In the mean time, I was using KeePassXC stored in Google Drive. And Holly and I also had a shared Keepass file stored in a shared directory so we could share passwords between us.
But then I learned about Bitwarden.
When I'm outside of my house, I have to VPN into my house in order to sync with my Bitwarden server, but that is so convenient from my laptop or my phone.
On any computer with a Chrome-based or Firefox-based browser, installing the Bitwarden Add-On is simple. Then, when you're using your browser and go to a site that is saved in Bitwarden, it's easy to click the Bitwarden icon and click the item for the site and the username and password are automatically filled in.
Because I'm not using the Bitwarden service, when I set up a client, I have to click the gear icon and enter in the URL for my personal Vaultwarden server. Then I just log in normally.

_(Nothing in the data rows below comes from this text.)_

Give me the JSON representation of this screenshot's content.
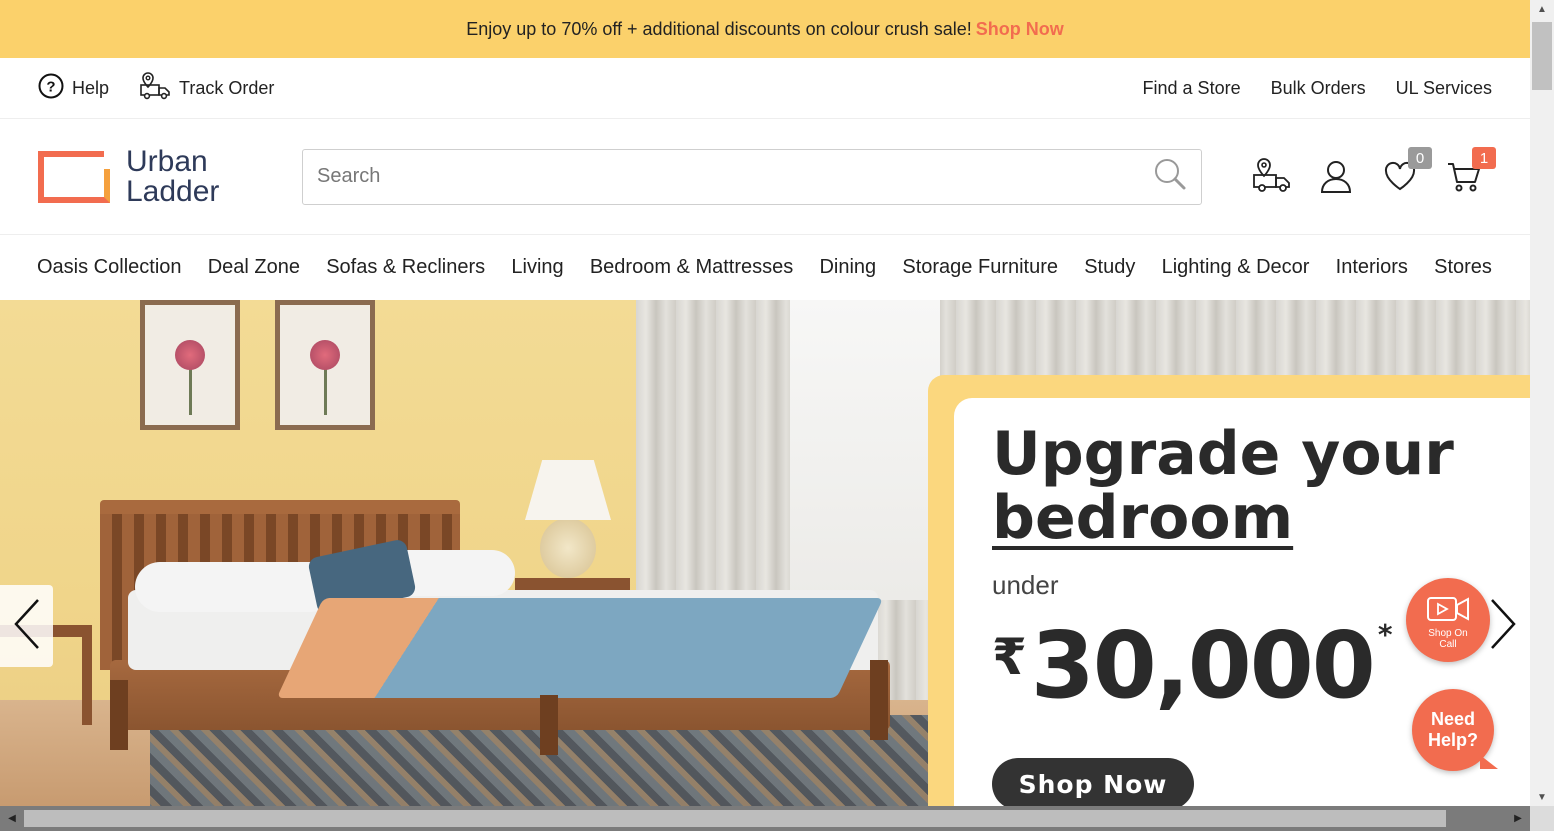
{
  "promo_bar": {
    "text": "Enjoy up to 70% off + additional discounts on colour crush sale!",
    "link": "Shop Now"
  },
  "utility": {
    "help": "Help",
    "track_order": "Track Order",
    "right_links": [
      "Find a Store",
      "Bulk Orders",
      "UL Services"
    ]
  },
  "header": {
    "logo_line1": "Urban",
    "logo_line2": "Ladder",
    "search_placeholder": "Search",
    "wishlist_count": "0",
    "cart_count": "1"
  },
  "categories": [
    "Oasis Collection",
    "Deal Zone",
    "Sofas & Recliners",
    "Living",
    "Bedroom & Mattresses",
    "Dining",
    "Storage Furniture",
    "Study",
    "Lighting & Decor",
    "Interiors",
    "Stores"
  ],
  "hero": {
    "headline_line1": "Upgrade your",
    "headline_line2": "bedroom",
    "under": "under",
    "currency": "₹",
    "price": "30,000",
    "asterisk": "*",
    "button": "Shop Now"
  },
  "floating": {
    "shop_on_call_1": "Shop On",
    "shop_on_call_2": "Call",
    "need_help_1": "Need",
    "need_help_2": "Help?"
  },
  "colors": {
    "promo_bg": "#fbd16b",
    "accent": "#f26c4f",
    "text": "#222222"
  }
}
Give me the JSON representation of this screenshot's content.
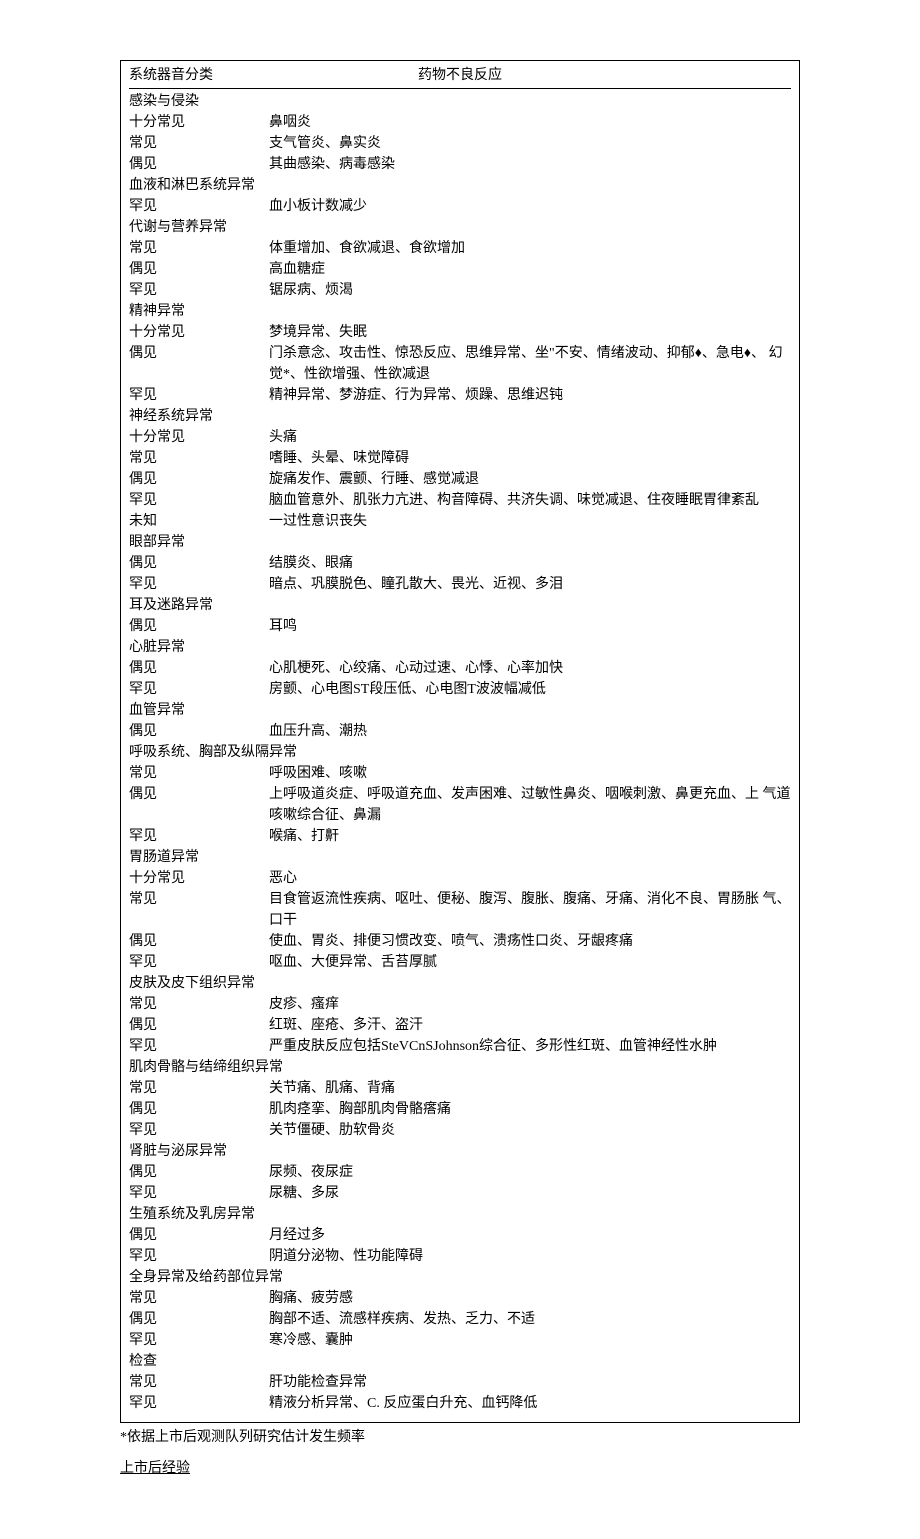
{
  "header": {
    "col1": "系统器音分类",
    "col2": "药物不良反应"
  },
  "sections": [
    {
      "category": "感染与侵染",
      "rows": [
        {
          "freq": "十分常见",
          "desc": "鼻咽炎"
        },
        {
          "freq": "常见",
          "desc": "支气管炎、鼻实炎"
        },
        {
          "freq": "偶见",
          "desc": "其曲感染、病毒感染"
        }
      ]
    },
    {
      "category": "血液和淋巴系统异常",
      "rows": [
        {
          "freq": "罕见",
          "desc": "血小板计数减少"
        }
      ]
    },
    {
      "category": "代谢与营养异常",
      "rows": [
        {
          "freq": "常见",
          "desc": "体重增加、食欲减退、食欲增加"
        },
        {
          "freq": "偶见",
          "desc": "高血糖症"
        },
        {
          "freq": "罕见",
          "desc": "锯尿病、烦渴"
        }
      ]
    },
    {
      "category": "精神异常",
      "rows": [
        {
          "freq": "十分常见",
          "desc": "梦境异常、失眠"
        },
        {
          "freq": "偶见",
          "desc": "门杀意念、攻击性、惊恐反应、思维异常、坐\"不安、情绪波动、抑郁♦、急电♦、 幻觉*、性欲增强、性欲减退"
        },
        {
          "freq": "罕见",
          "desc": "精神异常、梦游症、行为异常、烦躁、思维迟钝"
        }
      ]
    },
    {
      "category": "神经系统异常",
      "rows": [
        {
          "freq": "十分常见",
          "desc": "头痛"
        },
        {
          "freq": "常见",
          "desc": "嗜睡、头晕、味觉障碍"
        },
        {
          "freq": "偶见",
          "desc": "旋痛发作、震颤、行睡、感觉减退"
        },
        {
          "freq": "罕见",
          "desc": "脑血管意外、肌张力亢进、构音障碍、共济失调、味觉减退、住夜睡眠胃律紊乱"
        },
        {
          "freq": "未知",
          "desc": "一过性意识丧失"
        }
      ]
    },
    {
      "category": "眼部异常",
      "rows": [
        {
          "freq": "偶见",
          "desc": "结膜炎、眼痛"
        },
        {
          "freq": "罕见",
          "desc": "暗点、巩膜脱色、瞳孔散大、畏光、近视、多泪"
        }
      ]
    },
    {
      "category": "耳及迷路异常",
      "rows": [
        {
          "freq": "偶见",
          "desc": "耳鸣"
        }
      ]
    },
    {
      "category": "心脏异常",
      "rows": [
        {
          "freq": "偶见",
          "desc": "心肌梗死、心绞痛、心动过速、心悸、心率加快"
        },
        {
          "freq": "罕见",
          "desc": "房颤、心电图ST段压低、心电图T波波幅减低"
        }
      ]
    },
    {
      "category": "血管异常",
      "rows": [
        {
          "freq": "偶见",
          "desc": "血压升高、潮热"
        }
      ]
    },
    {
      "category": "呼吸系统、胸部及纵隔异常",
      "rows": [
        {
          "freq": "常见",
          "desc": "呼吸困难、咳嗽"
        },
        {
          "freq": "偶见",
          "desc": "上呼吸道炎症、呼吸道充血、发声困难、过敏性鼻炎、咽喉刺激、鼻更充血、上 气道咳嗽综合征、鼻漏"
        },
        {
          "freq": "罕见",
          "desc": "喉痛、打鼾"
        }
      ]
    },
    {
      "category": "胃肠道异常",
      "rows": [
        {
          "freq": "十分常见",
          "desc": "恶心"
        },
        {
          "freq": "常见",
          "desc": "目食管返流性疾病、呕吐、便秘、腹泻、腹胀、腹痛、牙痛、消化不良、胃肠胀 气、口干"
        },
        {
          "freq": "偶见",
          "desc": "使血、胃炎、排便习惯改变、喷气、溃疡性口炎、牙龈疼痛"
        },
        {
          "freq": "罕见",
          "desc": "呕血、大便异常、舌苔厚腻"
        }
      ]
    },
    {
      "category": "皮肤及皮下组织异常",
      "rows": [
        {
          "freq": "常见",
          "desc": "皮疹、瘙痒"
        },
        {
          "freq": "偶见",
          "desc": "红斑、座疮、多汗、盗汗"
        },
        {
          "freq": "罕见",
          "desc": "严重皮肤反应包括SteVCnSJohnson综合征、多形性红斑、血管神经性水肿"
        }
      ]
    },
    {
      "category": "肌肉骨骼与结缔组织异常",
      "rows": [
        {
          "freq": "常见",
          "desc": "关节痛、肌痛、背痛"
        },
        {
          "freq": "偶见",
          "desc": "肌肉痉挛、胸部肌肉骨骼瘩痛"
        },
        {
          "freq": "罕见",
          "desc": "关节僵硬、肋软骨炎"
        }
      ]
    },
    {
      "category": "肾脏与泌尿异常",
      "rows": [
        {
          "freq": "偶见",
          "desc": "尿频、夜尿症"
        },
        {
          "freq": "罕见",
          "desc": "尿糖、多尿"
        }
      ]
    },
    {
      "category": "生殖系统及乳房异常",
      "rows": [
        {
          "freq": "偶见",
          "desc": "月经过多"
        },
        {
          "freq": "罕见",
          "desc": "阴道分泌物、性功能障碍"
        }
      ]
    },
    {
      "category": "全身异常及给药部位异常",
      "rows": [
        {
          "freq": "常见",
          "desc": "胸痛、疲劳感"
        },
        {
          "freq": "偶见",
          "desc": "胸部不适、流感样疾病、发热、乏力、不适"
        },
        {
          "freq": "罕见",
          "desc": "寒冷感、囊肿"
        }
      ]
    },
    {
      "category": "检查",
      "rows": [
        {
          "freq": "常见",
          "desc": "肝功能检查异常"
        },
        {
          "freq": "罕见",
          "desc": "精液分析异常、C. 反应蛋白升充、血钙降低"
        }
      ]
    }
  ],
  "footnote": "*依据上市后观测队列研究估计发生频率",
  "heading": "上市后经验"
}
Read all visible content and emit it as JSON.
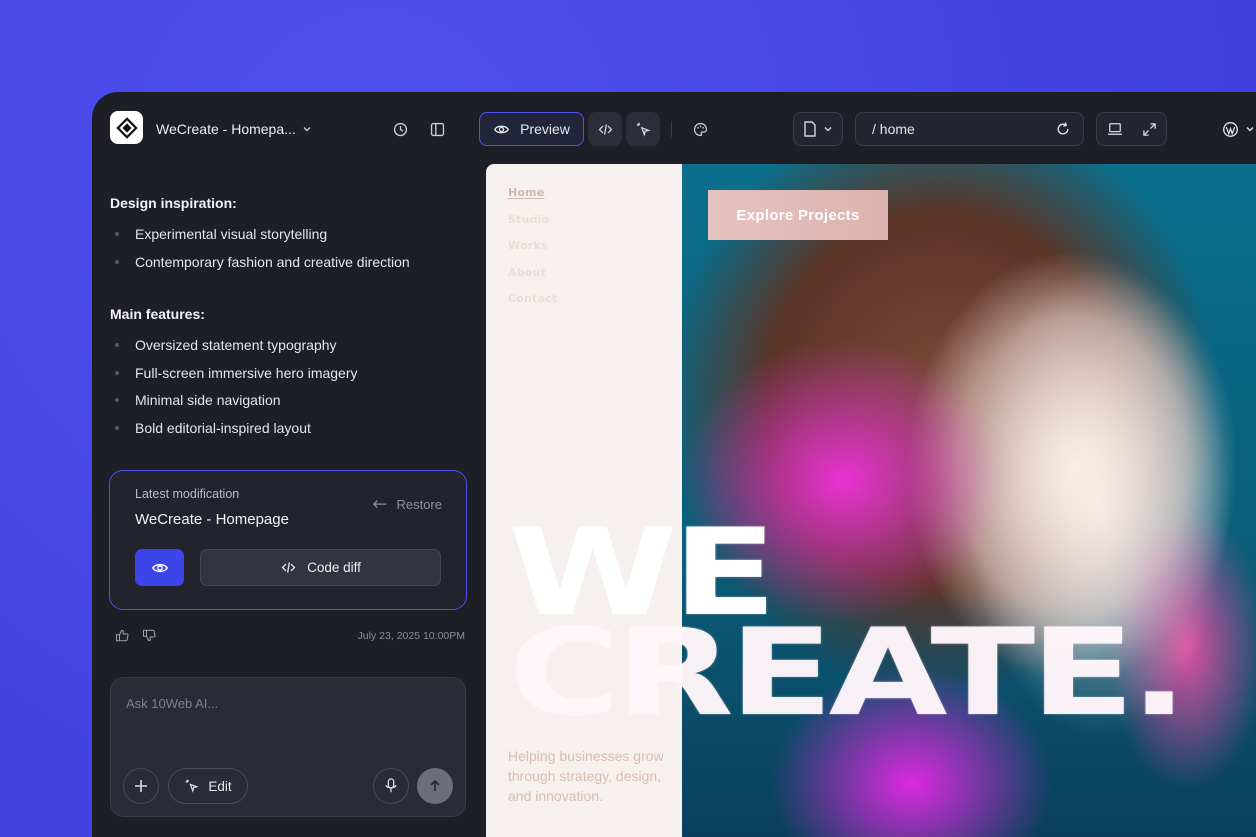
{
  "topbar": {
    "project_title": "WeCreate - Homepa...",
    "preview_label": "Preview",
    "url_path": "/ home"
  },
  "chat": {
    "sections": [
      {
        "title": "Design inspiration:",
        "items": [
          "Experimental visual storytelling",
          "Contemporary fashion and creative direction"
        ]
      },
      {
        "title": "Main features:",
        "items": [
          "Oversized statement typography",
          "Full-screen immersive hero imagery",
          "Minimal side navigation",
          "Bold editorial-inspired layout"
        ]
      }
    ],
    "modification": {
      "label": "Latest modification",
      "name": "WeCreate - Homepage",
      "restore_label": "Restore",
      "code_diff_label": "Code diff"
    },
    "timestamp": "July 23, 2025 10:00PM",
    "composer": {
      "placeholder": "Ask 10Web AI...",
      "edit_label": "Edit"
    }
  },
  "site": {
    "nav": [
      "Home",
      "Studio",
      "Works",
      "About",
      "Contact"
    ],
    "cta_label": "Explore Projects",
    "headline_line1": "WE",
    "headline_line2": "CREATE.",
    "tagline": "Helping businesses grow through strategy, design, and innovation."
  },
  "colors": {
    "background": "#4546e6",
    "panel": "#1d1e26",
    "accent": "#3d45e8"
  }
}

There are Bitwarden clients for Android and iPhone. Once installed, when I go to a website and need to enter credentials, I see an option to use Bitwarden. I tap it, am prompted to use my fingerprint, and can then choose which item in Bitwarden to use for authentication.
Qutebrowser does not support Chrome Add-ons so I had to get creative for using Bitwarden with Qutebrowser. Much like the solution I came up with for bookmarks, I found a solution I liked using Rofi: bitwarden-rofi.
When I visit a site that requires a username/password, I make sure that I'm in INSERT mode in Qutebrowser, then I press Alt+Shift+b to bring up bitwarden-rofi. I enter in my Bitwarden Master Password and then type in some text to search for the site and then press Alt+1 to have the username and password automatically entered into the page.
I've since forked my own version because there was a change to how Rofi works that @mattdebie hasn't incorporated into their code. Then I had the idea to allow copying the URI, so I incorporated that into my fork and submitted a Pull Request. Finally, I saw a really nice Pull Request that automatically copies the TOTP code when the Password is written (that's the 2FA code) that I added to my fork too.